Essential requirements: Good numerical skills, customer service experience, ability to communicate complex issues.
Advantageous requirements: Some knowledge of pensions issues
Citizens Advice pension guidance guarantee caseworker
Salary: £22-30,000 per year
Essential requirements: Successful track record in financial capability or customer service, strong numerical skills, ability to communicate complex issues.
Advantageous requirements: APMI or CII qualifications
TPAS assistant technical specialist
Salary: £30,000 per year
Essential requirements: Experience of working in or with pensions, knowledge of pensions law and practice, experience of dealing with the public.
Advantageous requirements: Working towards an APMI or CII qualification
Head to head – will pensions guidance be up to scratch by April?
For: Michelle Cracknell, chief executive, TPAS
We are recruiting in the same vein as we currently do for staff. Most of the people who come to us need to have pensions experience and be in the industry already, and therefore will already have qualifications. We also require applicants to have a commitment to ongoing personal and professional development.
We have already been successful in our recruitment and are continuing to recruit.
The Treasury is working very hard to try and understand what the volumes are likely to be and dealing with the spike that might happen immediately after launch.
We are working on resource so we can make sure there is more than adequate supply at launch time.

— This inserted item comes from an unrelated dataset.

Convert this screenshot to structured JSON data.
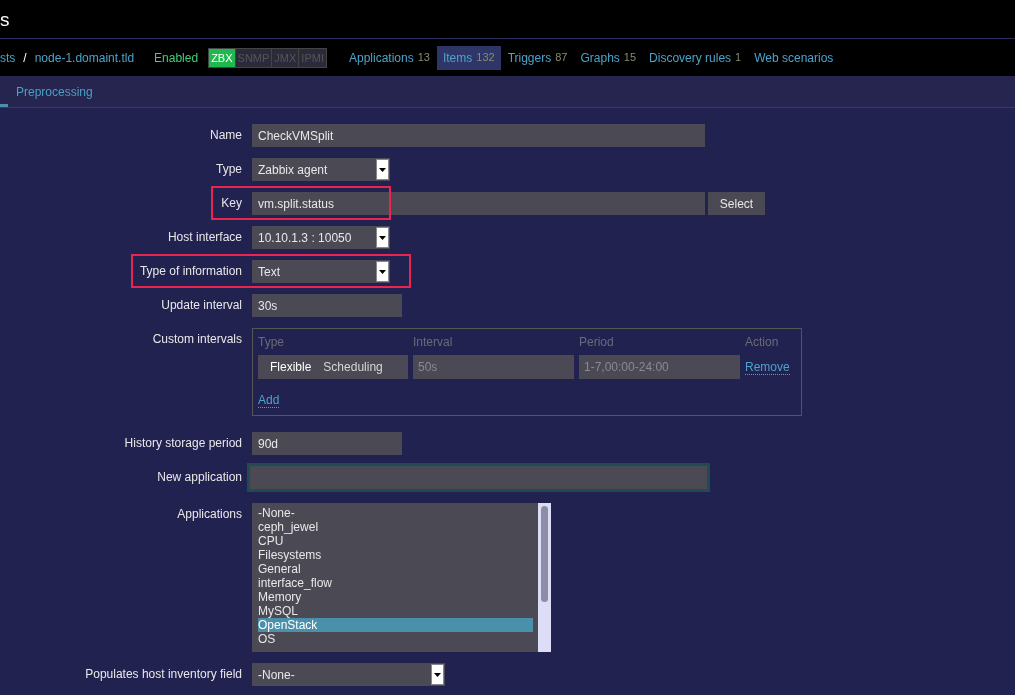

Through our communications we are also trying to encourage people not to wait until April to contact us. From our experience on the helpline, those wanting to access the freedoms might not want to wait for the guidance, so they can speak to us now and be ready to access their money when the freedoms come in.
The other message we are trying to get out about guidance is it is a really good start but a lot of people may need regulated financial advice.
We signpost to regulated advice already, and we are waiting for instructions from the Treasury on where to signpost people from the guidance service, but it is likely to be the Money Advice Service’s at-retirement adviser directory.
Against: Malcolm McLean, senior consultant, Barnett Waddingham
One can feel reasonably happy about TPAS’s recruitment as they are offering a salary of £30,000 and asking for pensions experience and knowledge. But why is the level of pensions knowledge required and salary offered by Citizens Advice so different?
I also have concerns about Citizens Advice’s two-tier approach of having case workers to deal with more complex cases, as they seem to be assuming they will know which cases are more complex. I know from my experience that you only know how complicated a person’s affairs are once you have sat down with them.
We are 10 weeks away from the launch of the guidance and the providers need to step up a gear and in the case of Citizens Advice, think again. It is particularly worrying given the nature of the pension reforms, which will make the pensions market far more complicated than it was before.
Even with training, those delivering the guidance need a base level of knowledge to be able to explain the changes.
There is a risk of consumers coming away from Citizens Advice thinking they have got the answers when they have not.
The other big question mark is the numbers on supply and demand. The Treasury is still not able to say what level of demand they expect to receive.
We must remember that we are asking people to make life-changing decisions, and it is not looking good to have a service in place for April which can adequately support that.
Martin Gorvett, director, Provisio Chartered Financial Planners
At the moment, it looks likely to be a bit of lottery, depending on which channel you use. Maybe they could hire retired advisers but the wages would have to be higher. You want guidance to come from your peers, rather than someone who hasn’t gone through it themselves.
John Stirling, director, Walden Capital
Consistency is important, but sadly the consistency will be that the people giving the guidance are unlikely to have wide knowledge of the historic mess pensions are in. They won’t have enough knowledge to know what they don’t know. Web capacity is going to a huge issue for the first few weeks. You cannot develop a website which scales indefinitely for an unproven number of visitors.